In the sequence bellow Chael Sonnen decided it was a good idea to go for the Thai plum with his back against the cage against a taller opponent with significant reach advantage. With your back against the cage, a fighter needs to put his hips at an angle and go for wrist control or underhooks to avoid the takedown. This is what happened:
And remember, this is not the first time Chael fell for this. Here he is against Rashad Evans.
Whenever I mention this problem with the plum, Muay Thai fans remind me how other fighters like Demetrious Johnson or others are successful in using the plum. Fighting with your back against the cage should be wrestling oriented. Generally, if a fighter gets the plum he needs to have space to pull his hips back to avoid takedowns and load his hips to deliver harder knees. This is not possible against the cage as your hips are trapped. To summarize, fighters should not go for the plum with their backs against the cage.
Here are the two examples side by side:
A single neck tie can give fighters an escape route by pulling the head to the side, but they should always get at least a single underhook. They should not try to strike and use uppercuts without an underhook. Instead they should work to get underhooks, disengage and stay away from the cage.

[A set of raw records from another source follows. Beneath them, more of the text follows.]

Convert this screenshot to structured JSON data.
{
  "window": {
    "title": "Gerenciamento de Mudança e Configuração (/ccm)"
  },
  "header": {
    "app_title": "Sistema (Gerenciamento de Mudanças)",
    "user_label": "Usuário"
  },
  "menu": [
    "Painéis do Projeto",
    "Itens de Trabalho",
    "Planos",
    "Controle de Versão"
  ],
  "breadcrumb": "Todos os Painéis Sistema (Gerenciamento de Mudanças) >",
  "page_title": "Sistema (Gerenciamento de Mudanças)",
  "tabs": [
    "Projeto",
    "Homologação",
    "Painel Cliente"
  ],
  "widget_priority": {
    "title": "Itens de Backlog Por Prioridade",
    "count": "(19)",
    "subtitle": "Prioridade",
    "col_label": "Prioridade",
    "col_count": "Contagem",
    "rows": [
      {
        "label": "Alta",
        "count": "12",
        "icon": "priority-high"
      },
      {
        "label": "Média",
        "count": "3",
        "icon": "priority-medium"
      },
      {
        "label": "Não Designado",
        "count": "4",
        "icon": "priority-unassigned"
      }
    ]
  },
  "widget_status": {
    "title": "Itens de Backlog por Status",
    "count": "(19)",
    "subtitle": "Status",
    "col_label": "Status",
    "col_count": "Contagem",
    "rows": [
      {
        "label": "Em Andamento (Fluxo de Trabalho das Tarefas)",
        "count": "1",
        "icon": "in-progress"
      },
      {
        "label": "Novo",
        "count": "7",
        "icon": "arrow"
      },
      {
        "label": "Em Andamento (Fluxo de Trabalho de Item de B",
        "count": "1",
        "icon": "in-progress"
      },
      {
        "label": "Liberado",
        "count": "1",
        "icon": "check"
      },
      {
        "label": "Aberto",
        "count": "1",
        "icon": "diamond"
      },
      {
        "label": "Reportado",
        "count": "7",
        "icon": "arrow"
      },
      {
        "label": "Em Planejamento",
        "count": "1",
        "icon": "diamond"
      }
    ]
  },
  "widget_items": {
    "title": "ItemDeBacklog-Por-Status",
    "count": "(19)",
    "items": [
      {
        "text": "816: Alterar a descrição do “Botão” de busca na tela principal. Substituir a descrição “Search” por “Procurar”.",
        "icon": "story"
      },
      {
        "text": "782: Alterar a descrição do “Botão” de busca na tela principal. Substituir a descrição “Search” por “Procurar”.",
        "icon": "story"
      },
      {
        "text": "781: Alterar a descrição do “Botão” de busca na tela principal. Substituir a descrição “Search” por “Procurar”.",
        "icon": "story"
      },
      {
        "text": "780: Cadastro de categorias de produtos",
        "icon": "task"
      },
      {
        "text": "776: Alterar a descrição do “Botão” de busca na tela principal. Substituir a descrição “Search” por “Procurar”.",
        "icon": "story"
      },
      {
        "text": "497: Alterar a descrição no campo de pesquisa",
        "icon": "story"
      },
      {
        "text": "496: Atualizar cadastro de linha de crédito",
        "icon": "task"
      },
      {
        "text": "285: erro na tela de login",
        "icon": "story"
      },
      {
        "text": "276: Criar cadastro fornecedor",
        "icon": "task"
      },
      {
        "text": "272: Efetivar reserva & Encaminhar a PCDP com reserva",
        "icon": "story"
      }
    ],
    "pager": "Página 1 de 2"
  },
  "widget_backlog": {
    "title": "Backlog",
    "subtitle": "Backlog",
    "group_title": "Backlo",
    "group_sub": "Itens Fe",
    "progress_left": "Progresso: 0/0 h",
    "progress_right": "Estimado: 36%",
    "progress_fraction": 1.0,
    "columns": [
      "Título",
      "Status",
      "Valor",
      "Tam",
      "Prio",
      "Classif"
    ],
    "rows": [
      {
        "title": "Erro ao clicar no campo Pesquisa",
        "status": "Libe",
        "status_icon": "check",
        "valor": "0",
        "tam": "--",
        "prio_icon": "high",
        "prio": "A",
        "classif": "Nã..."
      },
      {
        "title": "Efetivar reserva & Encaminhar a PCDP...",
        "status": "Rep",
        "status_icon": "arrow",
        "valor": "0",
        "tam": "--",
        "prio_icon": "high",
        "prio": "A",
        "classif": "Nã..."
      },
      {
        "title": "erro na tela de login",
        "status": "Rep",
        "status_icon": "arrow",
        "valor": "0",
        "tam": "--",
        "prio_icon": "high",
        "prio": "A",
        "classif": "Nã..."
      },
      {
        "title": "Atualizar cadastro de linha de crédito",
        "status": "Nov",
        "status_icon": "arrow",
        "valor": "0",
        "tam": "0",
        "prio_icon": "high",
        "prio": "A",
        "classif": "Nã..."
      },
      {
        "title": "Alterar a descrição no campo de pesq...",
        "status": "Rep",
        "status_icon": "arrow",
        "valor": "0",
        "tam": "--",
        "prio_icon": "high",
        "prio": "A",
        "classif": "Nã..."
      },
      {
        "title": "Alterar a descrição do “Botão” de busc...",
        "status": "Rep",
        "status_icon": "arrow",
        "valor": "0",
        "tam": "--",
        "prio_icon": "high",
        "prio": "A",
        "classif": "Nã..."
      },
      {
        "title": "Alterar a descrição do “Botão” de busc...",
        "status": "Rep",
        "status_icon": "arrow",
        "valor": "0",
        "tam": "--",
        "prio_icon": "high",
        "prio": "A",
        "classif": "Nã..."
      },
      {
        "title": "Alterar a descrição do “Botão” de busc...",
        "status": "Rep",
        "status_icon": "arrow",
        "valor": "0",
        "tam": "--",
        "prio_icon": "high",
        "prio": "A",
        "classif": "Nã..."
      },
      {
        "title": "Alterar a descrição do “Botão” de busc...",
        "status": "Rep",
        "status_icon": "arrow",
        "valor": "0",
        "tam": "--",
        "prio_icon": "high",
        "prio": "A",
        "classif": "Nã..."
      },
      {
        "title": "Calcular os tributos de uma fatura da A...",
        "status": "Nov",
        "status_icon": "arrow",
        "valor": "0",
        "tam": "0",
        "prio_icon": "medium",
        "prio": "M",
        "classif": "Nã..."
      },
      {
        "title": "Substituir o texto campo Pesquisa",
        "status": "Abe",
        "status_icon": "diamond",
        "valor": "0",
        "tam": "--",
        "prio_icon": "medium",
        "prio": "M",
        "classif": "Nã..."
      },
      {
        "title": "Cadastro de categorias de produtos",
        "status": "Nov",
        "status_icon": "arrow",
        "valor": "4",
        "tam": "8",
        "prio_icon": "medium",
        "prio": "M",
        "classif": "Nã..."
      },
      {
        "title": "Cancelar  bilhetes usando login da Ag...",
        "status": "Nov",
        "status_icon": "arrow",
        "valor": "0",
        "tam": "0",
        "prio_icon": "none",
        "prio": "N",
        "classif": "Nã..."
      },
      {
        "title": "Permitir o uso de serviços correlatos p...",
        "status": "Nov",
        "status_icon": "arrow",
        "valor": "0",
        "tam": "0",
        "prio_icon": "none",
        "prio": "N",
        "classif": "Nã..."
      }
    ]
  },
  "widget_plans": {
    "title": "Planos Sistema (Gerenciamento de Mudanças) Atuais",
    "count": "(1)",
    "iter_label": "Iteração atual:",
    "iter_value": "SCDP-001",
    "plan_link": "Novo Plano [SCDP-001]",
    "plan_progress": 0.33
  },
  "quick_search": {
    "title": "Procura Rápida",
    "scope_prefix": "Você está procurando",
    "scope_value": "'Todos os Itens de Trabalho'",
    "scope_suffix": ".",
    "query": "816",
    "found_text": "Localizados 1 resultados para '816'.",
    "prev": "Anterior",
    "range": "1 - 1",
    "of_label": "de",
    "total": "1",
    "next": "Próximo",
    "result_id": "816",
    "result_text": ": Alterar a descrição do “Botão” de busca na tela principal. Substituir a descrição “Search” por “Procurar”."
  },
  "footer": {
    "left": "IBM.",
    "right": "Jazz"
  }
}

My original post: https://www.bloodyelbow.com/2017/7/20/15956234/defeating-the-goat-how-to-beat-jon-jones-part-2-mma-ufc-214-daniel-cormier